Shyamalan’s shared universe has finally come together a la the “Avengers” films, and we can’t help but wonder what’s next, if anything, for this surprising little franchise. After all, the pop culture landscape is littered with these types of series at this point — and franchises never truly die. “Avengers: Endgame” might be about to end the story of the first eleven years of the MCU, but we already know the MCU will continue on afterwards. That’s just how these things go.

So you might be wondering, then, if “Glass” follows in the footsteps of “Split” and all those Marvel movies by including some kind of tease for a follow-up movie during or after the end credits. Because surely this series can’t end here, right?

So, does “Glass” have a post-credits scene?

The answer, for better or worse, is no. Once the credits roll at the end of “Glass,” the movie is fully over. Shyamalan is telling press that he has no plans for another one of these movies — with the caveat that he could change his mind any any time. And the movie reflects that idea by not teasing more movies with a post-credits scene, but still leaving the door open for a continuation.

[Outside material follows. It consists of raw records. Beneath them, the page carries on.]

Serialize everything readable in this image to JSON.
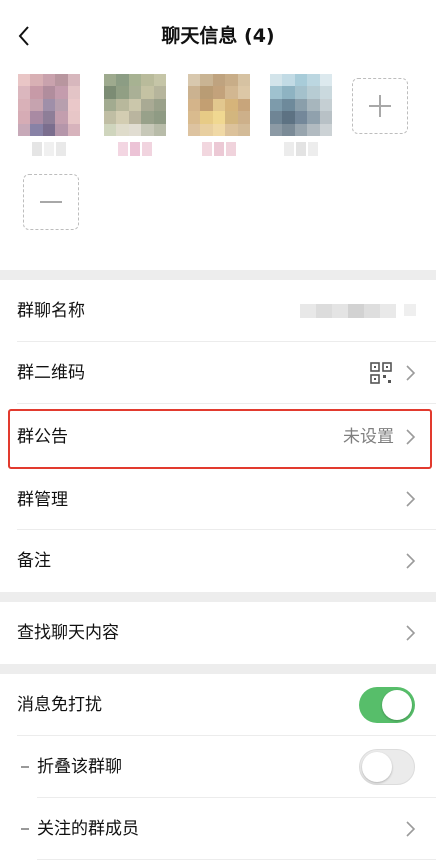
{
  "header": {
    "title": "聊天信息 (4)"
  },
  "members": {
    "count": 4,
    "add_label": "+",
    "remove_label": "—",
    "avatars": [
      [
        "#e9c6c6",
        "#d8b0b4",
        "#c9a2ad",
        "#b8969f",
        "#d7b7bd",
        "#dbb7be",
        "#c79aa7",
        "#b18d9d",
        "#c49cad",
        "#e3c4c6",
        "#d9b1b8",
        "#c6a3af",
        "#9f8fa9",
        "#b79fae",
        "#eac8c9",
        "#d6acb5",
        "#a98aa3",
        "#8e7e98",
        "#c39eae",
        "#e7c6c7",
        "#c7a9b8",
        "#8882a6",
        "#7b6e8e",
        "#b596aa",
        "#d7b3bc"
      ],
      [
        "#9eaa8e",
        "#8c9d84",
        "#a7b292",
        "#b9bb9b",
        "#c5c5a7",
        "#7c8c74",
        "#919f84",
        "#aab096",
        "#c4c2a3",
        "#b6b59c",
        "#a2ab90",
        "#b8b89c",
        "#cbc7ab",
        "#a9aa94",
        "#9aa18a",
        "#c0bea4",
        "#d3cdb2",
        "#bab59f",
        "#98a18a",
        "#8f9b84",
        "#cfd5bd",
        "#dfdccb",
        "#e1ddd2",
        "#c7c8b8",
        "#b8bca9"
      ],
      [
        "#d8c8ae",
        "#c9b493",
        "#bfa37f",
        "#c8ad88",
        "#d6c2a2",
        "#cbb290",
        "#b99c74",
        "#c3a27b",
        "#d2b791",
        "#dcc7a6",
        "#d4b48a",
        "#c39f72",
        "#e2c78e",
        "#d6b47a",
        "#c8a57b",
        "#d9bb8e",
        "#e7cb86",
        "#f0d891",
        "#d3b67e",
        "#cdb08a",
        "#ddc3a0",
        "#e8cfa0",
        "#f0d9a6",
        "#dcc29b",
        "#d3bb98"
      ],
      [
        "#d3e4ea",
        "#c2dbe5",
        "#a8ccd9",
        "#bcd7e1",
        "#dce9ee",
        "#9fc2cf",
        "#8eb3c2",
        "#a4c1cc",
        "#b7ccd3",
        "#cad9de",
        "#7d9bab",
        "#6e8a9b",
        "#8a9fab",
        "#a7b6bd",
        "#c5cfd3",
        "#6f8595",
        "#5d7283",
        "#74889a",
        "#90a1ad",
        "#b8c1c6",
        "#8c9aa5",
        "#7b8b97",
        "#98a5ae",
        "#b2bbc1",
        "#ccd2d5"
      ]
    ],
    "names": [
      [
        "#e5e5e5",
        "#f0f0f0",
        "#e9e9e9"
      ],
      [
        "#f3d6e2",
        "#ecc3d6",
        "#f1d4df"
      ],
      [
        "#f2d7df",
        "#ecc9d5",
        "#f0d3dc"
      ],
      [
        "#ececec",
        "#e3e3e3",
        "#ededed"
      ]
    ]
  },
  "settings": {
    "group_name": {
      "label": "群聊名称"
    },
    "qr_code": {
      "label": "群二维码"
    },
    "announcement": {
      "label": "群公告",
      "value": "未设置"
    },
    "manage": {
      "label": "群管理"
    },
    "remark": {
      "label": "备注"
    },
    "search": {
      "label": "查找聊天内容"
    },
    "mute": {
      "label": "消息免打扰",
      "on": true
    },
    "fold": {
      "label": "折叠该群聊",
      "on": false
    },
    "watch": {
      "label": "关注的群成员"
    }
  },
  "colors": {
    "toggle_on": "#57be6a",
    "highlight_border": "#e23a2e",
    "section_gap": "#ededed"
  }
}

That said, it’s always good to stick around through the credits in appreciation for the many, many people who helped bring whatever you just watched to life. But if you need to get out of the theater quickly for whatever reason after watching “Glass,” you can do so knowing you aren’t missing any extra content after the credits.